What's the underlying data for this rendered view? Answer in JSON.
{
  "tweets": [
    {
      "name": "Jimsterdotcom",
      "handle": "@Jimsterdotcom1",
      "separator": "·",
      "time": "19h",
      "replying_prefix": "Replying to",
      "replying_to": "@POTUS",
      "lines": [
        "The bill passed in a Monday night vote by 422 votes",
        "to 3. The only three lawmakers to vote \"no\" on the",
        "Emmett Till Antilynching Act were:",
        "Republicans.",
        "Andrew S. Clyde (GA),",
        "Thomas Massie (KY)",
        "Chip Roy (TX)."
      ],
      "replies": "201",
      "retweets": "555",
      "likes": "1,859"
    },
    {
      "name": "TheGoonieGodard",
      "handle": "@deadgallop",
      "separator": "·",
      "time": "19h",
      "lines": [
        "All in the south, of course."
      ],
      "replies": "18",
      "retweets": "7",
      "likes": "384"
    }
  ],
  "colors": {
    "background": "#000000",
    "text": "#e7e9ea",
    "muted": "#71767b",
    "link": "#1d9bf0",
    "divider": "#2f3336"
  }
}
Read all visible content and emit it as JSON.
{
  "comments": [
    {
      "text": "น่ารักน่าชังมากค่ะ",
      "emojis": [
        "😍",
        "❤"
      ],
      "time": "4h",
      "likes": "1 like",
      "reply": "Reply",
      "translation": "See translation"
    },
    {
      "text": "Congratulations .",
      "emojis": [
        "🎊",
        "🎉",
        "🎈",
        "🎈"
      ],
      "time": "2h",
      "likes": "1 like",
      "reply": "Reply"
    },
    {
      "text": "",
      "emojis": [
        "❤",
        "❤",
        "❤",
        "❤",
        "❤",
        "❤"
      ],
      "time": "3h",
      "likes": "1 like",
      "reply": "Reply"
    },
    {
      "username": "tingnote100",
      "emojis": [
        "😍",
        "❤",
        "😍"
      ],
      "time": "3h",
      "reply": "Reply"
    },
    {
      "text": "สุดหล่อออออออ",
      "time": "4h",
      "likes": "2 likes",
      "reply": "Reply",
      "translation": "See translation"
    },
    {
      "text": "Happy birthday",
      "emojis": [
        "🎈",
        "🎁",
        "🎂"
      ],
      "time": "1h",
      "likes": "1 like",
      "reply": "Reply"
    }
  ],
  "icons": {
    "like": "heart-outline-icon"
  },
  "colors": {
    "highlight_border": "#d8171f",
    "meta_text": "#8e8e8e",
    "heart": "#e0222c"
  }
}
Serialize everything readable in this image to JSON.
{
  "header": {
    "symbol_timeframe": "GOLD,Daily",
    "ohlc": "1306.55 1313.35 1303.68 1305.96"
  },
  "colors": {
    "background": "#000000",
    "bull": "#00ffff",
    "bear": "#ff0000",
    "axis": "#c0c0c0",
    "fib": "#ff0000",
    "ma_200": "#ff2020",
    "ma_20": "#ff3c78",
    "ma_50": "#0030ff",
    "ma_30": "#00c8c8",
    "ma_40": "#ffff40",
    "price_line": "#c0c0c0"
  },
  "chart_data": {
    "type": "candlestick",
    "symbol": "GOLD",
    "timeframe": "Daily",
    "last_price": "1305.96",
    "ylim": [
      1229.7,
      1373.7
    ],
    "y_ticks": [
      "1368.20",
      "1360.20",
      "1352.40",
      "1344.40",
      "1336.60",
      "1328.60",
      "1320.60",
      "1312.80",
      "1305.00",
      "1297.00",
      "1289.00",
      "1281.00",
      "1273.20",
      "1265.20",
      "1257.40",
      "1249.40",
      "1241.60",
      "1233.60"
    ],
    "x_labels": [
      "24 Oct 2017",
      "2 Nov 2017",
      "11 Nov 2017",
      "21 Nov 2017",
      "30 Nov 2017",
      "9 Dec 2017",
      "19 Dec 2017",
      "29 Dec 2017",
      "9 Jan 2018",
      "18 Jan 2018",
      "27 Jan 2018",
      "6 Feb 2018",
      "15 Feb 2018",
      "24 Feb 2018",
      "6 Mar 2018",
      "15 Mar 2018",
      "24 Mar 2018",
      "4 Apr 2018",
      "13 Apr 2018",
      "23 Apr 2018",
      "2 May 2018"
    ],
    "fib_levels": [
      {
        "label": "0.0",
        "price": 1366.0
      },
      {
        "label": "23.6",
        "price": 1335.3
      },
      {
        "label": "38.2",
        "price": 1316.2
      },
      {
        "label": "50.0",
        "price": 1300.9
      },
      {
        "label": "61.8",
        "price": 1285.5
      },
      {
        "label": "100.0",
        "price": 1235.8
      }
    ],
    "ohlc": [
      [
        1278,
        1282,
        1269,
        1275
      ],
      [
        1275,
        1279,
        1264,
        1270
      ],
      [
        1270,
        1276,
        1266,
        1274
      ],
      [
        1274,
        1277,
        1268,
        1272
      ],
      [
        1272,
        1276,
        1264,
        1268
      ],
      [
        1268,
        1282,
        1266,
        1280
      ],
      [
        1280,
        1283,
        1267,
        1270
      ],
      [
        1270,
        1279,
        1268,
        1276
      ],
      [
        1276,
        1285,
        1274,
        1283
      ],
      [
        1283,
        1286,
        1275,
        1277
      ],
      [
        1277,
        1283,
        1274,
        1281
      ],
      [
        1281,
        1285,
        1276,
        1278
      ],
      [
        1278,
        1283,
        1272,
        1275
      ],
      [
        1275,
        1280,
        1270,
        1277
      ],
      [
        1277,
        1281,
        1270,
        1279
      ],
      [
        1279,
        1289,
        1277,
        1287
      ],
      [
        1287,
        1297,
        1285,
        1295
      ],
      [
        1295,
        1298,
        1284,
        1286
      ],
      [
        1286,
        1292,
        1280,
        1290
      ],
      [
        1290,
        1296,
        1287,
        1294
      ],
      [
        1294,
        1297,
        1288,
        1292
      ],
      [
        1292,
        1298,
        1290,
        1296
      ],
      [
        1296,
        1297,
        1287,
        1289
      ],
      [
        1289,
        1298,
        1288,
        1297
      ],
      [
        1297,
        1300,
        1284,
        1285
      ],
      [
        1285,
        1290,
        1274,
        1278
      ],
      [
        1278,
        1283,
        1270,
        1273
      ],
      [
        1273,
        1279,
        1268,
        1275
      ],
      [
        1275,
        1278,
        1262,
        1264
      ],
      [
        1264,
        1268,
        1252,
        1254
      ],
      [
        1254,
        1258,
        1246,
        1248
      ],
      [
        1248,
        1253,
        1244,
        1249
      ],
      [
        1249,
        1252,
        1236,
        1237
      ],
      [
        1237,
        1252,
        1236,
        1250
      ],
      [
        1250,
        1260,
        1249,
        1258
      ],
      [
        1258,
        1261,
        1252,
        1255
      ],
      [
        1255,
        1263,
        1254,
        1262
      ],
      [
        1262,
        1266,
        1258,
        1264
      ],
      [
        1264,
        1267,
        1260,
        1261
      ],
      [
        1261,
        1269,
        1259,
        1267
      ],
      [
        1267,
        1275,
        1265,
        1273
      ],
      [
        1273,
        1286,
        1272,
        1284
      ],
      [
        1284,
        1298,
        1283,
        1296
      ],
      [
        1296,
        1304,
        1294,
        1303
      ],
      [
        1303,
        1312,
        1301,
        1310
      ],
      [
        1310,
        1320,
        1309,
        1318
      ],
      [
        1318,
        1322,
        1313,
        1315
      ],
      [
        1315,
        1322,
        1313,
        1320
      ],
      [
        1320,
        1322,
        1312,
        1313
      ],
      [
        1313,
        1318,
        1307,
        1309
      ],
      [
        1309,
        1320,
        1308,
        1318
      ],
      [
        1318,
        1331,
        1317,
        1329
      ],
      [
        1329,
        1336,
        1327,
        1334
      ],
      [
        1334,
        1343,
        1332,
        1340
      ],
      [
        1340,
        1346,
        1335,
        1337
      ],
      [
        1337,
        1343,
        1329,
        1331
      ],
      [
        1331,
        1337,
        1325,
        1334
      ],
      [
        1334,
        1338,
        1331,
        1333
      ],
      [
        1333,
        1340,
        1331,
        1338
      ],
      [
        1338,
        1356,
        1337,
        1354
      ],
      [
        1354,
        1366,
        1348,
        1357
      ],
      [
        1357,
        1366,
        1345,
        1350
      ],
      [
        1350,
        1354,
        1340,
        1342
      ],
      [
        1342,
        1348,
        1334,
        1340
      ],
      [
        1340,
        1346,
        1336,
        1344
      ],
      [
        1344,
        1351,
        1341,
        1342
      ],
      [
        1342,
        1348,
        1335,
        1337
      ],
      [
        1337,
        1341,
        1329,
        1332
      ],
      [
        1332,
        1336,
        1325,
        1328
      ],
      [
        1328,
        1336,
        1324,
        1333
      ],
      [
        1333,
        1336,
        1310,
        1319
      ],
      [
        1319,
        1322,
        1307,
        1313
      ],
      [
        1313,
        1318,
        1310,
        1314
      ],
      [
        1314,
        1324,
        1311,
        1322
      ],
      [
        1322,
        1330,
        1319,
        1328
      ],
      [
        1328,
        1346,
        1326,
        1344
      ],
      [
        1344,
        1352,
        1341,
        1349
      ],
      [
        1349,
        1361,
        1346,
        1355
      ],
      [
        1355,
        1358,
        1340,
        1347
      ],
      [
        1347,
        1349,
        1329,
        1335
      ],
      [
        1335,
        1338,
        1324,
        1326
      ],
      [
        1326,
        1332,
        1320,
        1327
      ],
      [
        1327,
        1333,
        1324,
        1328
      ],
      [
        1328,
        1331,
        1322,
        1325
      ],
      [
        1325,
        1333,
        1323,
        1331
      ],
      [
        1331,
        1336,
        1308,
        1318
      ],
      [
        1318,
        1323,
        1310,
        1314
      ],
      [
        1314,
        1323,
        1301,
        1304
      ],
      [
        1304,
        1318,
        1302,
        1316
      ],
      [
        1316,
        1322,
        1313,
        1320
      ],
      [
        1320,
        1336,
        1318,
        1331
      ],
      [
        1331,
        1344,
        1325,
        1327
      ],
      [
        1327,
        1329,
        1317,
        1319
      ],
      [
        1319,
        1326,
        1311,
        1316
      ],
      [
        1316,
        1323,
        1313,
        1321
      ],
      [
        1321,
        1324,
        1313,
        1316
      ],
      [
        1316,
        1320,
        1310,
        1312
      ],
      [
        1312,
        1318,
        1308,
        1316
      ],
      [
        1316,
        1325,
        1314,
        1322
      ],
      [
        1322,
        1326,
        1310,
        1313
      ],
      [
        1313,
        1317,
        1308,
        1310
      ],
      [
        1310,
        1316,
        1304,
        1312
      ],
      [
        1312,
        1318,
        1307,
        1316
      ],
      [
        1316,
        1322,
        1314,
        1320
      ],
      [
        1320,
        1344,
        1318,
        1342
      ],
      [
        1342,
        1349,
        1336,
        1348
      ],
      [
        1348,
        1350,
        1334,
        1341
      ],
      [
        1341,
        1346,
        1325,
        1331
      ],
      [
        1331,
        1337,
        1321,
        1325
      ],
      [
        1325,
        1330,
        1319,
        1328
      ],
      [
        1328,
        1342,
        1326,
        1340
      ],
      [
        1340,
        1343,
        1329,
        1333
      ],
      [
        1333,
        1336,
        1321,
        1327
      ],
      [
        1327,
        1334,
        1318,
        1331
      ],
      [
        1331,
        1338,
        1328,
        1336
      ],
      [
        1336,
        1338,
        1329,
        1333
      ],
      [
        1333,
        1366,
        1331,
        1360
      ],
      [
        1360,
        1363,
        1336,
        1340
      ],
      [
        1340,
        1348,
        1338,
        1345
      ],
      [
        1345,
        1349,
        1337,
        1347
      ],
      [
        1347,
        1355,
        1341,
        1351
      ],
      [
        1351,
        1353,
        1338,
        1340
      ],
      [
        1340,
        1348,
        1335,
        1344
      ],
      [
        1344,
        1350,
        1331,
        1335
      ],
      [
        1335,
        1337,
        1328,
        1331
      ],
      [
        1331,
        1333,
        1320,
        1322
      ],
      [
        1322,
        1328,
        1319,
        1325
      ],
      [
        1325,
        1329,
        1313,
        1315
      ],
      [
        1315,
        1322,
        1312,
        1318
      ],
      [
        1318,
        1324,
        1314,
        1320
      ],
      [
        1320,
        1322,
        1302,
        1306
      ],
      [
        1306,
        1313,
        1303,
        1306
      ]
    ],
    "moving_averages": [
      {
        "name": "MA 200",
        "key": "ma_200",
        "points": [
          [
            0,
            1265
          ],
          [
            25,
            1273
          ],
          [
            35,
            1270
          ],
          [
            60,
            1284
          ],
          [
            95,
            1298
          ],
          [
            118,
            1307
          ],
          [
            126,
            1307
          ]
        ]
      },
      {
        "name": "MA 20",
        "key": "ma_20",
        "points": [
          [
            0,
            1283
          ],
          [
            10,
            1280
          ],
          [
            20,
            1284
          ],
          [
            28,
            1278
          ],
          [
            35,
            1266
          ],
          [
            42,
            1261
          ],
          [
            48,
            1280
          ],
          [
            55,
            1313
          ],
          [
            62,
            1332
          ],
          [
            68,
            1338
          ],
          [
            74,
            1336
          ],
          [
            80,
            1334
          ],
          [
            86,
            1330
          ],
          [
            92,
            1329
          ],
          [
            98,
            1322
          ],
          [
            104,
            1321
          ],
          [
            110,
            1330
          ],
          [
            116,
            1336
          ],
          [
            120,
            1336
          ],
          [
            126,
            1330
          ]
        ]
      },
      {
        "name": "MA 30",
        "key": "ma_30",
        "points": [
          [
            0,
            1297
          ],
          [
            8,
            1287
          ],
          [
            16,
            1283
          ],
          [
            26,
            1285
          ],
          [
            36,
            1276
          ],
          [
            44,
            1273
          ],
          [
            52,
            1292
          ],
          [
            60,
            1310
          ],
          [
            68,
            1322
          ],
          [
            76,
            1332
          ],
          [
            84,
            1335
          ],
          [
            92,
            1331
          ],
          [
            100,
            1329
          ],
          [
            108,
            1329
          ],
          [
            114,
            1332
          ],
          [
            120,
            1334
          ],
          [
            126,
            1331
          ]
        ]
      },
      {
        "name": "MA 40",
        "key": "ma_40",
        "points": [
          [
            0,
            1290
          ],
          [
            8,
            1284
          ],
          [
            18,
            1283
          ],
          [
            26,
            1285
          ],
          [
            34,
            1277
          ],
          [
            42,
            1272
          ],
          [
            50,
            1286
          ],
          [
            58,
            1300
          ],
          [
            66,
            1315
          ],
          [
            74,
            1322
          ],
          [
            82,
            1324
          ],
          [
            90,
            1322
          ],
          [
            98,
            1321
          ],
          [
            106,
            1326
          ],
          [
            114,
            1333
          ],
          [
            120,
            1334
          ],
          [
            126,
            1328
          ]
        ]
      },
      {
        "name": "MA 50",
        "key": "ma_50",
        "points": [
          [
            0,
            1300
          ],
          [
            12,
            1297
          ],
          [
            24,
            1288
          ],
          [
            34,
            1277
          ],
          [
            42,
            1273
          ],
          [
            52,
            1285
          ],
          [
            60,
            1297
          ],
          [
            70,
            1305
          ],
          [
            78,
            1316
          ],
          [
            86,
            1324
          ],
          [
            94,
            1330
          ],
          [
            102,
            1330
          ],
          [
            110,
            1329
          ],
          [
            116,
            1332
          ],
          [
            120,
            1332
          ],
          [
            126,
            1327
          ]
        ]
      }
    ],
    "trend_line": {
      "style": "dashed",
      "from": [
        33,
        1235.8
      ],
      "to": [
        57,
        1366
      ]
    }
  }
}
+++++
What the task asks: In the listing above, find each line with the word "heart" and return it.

Written answer:
    "like": "heart-outline-icon"
    "heart": "#e0222c"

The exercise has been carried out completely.